  • The article tone and language should portray warmth, trust, competency, and not be “hard scientific” or overly dry. You should consider using the first person (“I”) and include relevant experiences that you feel comfortable sharing publicly. Help the reader connect to you and the subject on a personal level. Evoke emotion and keep interest through the use of anecdotes and/or stories woven throughout. Keep in mind confidentiality, as appropriate. 
  • Since many readers scan online articles - Use short sentences (3 clauses max), use short paragraphs (only 2-5 sentences), include sub headings (about every 300 words), conclude without a summary of the article, but rather with a strong statement, insight, or outlook for the future, etc. 
  •  Different people learn differently. Some learn by sight, while others learn better by hearing. Visual aids are powerful and enhance the experience. Videos, images, diagrams can all help illustrate your point. Please share the source and keep in mind any copyright issues. 
  • Consider utilizing alliteration in your title. It can create interest, make the content more enjoyable to read and have a genuine impact on the reader. Do not force alliteration if it does not flow naturally. 
  • Consider leaving readers with questions to reflect on, such as how they may utilize the newfound knowledge in their own lives. 

APA Referencing Style 
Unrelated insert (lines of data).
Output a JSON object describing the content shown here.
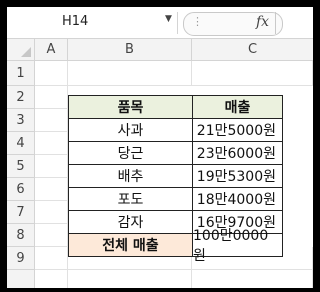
{
  "formula_bar": {
    "name_box": "H14",
    "fx_label": "fx"
  },
  "columns": [
    "A",
    "B",
    "C"
  ],
  "rows": [
    "1",
    "2",
    "3",
    "4",
    "5",
    "6",
    "7",
    "8",
    "9"
  ],
  "table": {
    "headers": [
      "품목",
      "매출"
    ],
    "items": [
      {
        "item": "사과",
        "sales": "21만5000원"
      },
      {
        "item": "당근",
        "sales": "23만6000원"
      },
      {
        "item": "배추",
        "sales": "19만5300원"
      },
      {
        "item": "포도",
        "sales": "18만4000원"
      },
      {
        "item": "감자",
        "sales": "16만9700원"
      }
    ],
    "total": {
      "label": "전체 매출",
      "sales": "100만0000원"
    }
  },
  "colors": {
    "header_fill": "#ebf1de",
    "total_fill": "#fde9d9",
    "frame_background": "#000000"
  }
}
Style any cited references in APA style. Note you can easily get this format from scholar.google.com. Search for your article, book, etc, then click the symbol “ under the entry for citations in APA style.